The “financially challenged” Royal Cornwall Hospitals Trust has begun what is being viewed as a make or break year with a rare piece of fiscal good news.

The trust’s lawyers have successfully convinced judges at an employment tribunal appeal hearing that the £1.2m payout awarded to former chief executive John Watkinson in 2010 was too high and, as a result, it has been cut by £300,000.

Mr Watkinson’s dismissal in 2009 sparked acrimonious legal wrangling after an independent report concluded the organisation was heading for “corporate failure”.

Mr Watkinson successfully sued for unfair dismissal, arguing he was dispensed with because of his opposition to plans to centralise upper gastrointestinal cancer services in a new centre run by Plymouth Hospitals Trust.

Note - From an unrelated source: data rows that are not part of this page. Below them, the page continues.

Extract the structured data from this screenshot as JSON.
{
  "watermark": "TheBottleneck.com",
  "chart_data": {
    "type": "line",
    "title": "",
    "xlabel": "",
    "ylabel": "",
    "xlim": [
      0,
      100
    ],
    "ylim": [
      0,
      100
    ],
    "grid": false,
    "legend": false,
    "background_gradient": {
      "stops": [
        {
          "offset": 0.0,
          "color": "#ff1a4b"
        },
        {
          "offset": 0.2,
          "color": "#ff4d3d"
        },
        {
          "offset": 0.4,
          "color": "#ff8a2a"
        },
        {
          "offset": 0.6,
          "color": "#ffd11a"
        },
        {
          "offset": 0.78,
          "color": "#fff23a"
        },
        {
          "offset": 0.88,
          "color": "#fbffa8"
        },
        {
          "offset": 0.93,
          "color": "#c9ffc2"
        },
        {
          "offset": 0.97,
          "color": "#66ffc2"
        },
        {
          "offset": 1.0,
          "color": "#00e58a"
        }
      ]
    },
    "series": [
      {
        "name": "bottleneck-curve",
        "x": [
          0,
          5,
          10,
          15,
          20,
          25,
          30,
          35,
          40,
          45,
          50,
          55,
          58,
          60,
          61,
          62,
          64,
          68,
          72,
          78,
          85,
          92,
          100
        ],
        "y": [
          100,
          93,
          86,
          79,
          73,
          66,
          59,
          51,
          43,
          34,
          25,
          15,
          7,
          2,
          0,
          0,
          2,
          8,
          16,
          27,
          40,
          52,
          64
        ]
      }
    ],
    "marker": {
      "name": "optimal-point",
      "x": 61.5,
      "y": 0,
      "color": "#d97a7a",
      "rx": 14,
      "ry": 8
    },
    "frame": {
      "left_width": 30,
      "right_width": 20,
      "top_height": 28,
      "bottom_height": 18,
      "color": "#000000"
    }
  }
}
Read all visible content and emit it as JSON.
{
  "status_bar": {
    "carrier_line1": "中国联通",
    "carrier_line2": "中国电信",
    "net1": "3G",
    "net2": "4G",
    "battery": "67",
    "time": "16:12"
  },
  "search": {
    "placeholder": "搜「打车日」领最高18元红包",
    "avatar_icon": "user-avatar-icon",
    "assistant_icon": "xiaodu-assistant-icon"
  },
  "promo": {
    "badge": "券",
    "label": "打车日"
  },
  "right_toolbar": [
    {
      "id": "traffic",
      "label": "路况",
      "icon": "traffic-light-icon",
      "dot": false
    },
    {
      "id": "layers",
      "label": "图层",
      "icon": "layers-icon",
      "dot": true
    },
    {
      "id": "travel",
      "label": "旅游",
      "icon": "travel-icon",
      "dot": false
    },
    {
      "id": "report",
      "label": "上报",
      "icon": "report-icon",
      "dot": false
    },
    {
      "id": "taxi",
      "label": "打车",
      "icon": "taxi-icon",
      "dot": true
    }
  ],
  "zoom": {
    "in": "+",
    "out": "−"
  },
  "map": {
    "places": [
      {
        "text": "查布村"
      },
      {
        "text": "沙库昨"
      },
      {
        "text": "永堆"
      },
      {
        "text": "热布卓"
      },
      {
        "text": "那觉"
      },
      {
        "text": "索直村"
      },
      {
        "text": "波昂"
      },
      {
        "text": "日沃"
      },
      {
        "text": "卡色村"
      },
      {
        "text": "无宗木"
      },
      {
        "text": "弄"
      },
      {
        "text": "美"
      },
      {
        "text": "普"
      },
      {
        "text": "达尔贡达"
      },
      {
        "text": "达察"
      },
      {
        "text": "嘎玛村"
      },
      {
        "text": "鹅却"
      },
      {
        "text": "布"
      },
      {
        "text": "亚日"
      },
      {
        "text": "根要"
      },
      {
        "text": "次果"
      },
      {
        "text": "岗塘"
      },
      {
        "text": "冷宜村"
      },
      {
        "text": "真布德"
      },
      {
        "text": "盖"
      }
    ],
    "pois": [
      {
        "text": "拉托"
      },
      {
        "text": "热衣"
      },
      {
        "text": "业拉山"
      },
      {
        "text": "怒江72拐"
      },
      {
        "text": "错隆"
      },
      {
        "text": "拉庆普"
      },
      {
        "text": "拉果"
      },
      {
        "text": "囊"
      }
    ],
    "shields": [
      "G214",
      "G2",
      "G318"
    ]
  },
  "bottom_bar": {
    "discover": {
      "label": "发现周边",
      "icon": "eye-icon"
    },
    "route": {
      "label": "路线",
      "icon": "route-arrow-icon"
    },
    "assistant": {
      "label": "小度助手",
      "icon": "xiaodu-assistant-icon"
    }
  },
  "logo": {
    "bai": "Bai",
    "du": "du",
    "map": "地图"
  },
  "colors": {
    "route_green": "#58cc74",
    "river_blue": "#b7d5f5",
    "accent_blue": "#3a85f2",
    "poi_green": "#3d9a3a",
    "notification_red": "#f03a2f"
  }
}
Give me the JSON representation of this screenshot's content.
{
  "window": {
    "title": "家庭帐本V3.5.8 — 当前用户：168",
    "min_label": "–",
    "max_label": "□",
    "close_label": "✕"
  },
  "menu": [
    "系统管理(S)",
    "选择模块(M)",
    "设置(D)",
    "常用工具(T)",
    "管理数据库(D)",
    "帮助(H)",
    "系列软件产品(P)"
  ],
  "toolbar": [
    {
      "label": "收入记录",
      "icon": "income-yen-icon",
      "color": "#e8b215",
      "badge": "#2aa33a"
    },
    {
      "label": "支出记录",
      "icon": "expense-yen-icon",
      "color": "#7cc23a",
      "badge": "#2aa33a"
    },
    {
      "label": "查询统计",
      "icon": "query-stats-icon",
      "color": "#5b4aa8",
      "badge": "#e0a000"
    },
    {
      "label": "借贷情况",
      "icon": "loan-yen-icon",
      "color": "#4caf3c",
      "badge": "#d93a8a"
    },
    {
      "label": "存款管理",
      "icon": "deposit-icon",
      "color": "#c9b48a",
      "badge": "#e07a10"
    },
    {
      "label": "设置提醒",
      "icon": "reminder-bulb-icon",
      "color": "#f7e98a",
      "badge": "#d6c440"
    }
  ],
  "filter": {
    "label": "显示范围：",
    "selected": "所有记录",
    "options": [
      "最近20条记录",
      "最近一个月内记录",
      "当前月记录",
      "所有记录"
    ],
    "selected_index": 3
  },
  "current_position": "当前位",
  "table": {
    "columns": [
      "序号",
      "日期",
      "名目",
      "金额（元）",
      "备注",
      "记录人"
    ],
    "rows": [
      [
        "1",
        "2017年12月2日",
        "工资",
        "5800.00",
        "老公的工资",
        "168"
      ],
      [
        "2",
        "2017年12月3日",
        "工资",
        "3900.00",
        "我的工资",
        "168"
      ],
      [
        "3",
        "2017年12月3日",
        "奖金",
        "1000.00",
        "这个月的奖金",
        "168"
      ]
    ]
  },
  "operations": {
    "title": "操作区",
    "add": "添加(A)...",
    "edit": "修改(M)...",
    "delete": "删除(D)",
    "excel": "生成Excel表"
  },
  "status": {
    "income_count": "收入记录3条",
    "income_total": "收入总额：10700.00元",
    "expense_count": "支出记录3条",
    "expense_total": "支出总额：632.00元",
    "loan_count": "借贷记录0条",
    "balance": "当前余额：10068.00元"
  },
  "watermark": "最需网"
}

The trust is also challenging the tribunal’s finding that Mr Watkinson was a whistleblower.

While the legal saga is rumbling on, the service centralisation plans are complete. A recent review of the centre’s first year of work by the Peninsula cancer network reports “very positive results in terms of both patient satisfaction and mortality rates”.

The £300,000 from the employment tribunal is a drop in the ocean compared with the £19m Royal Cornwall needs to save during 2011-12 to break even and achieve foundation trust status.

The bulk of the savings is to come from a headcount reduction of 400 whole time equivalents from a workforce of about 4,383 by April 2012.

Its annual report also paints a bleak picture for the future, predicting the need for savings of 5 per cent a year for the following three financial years.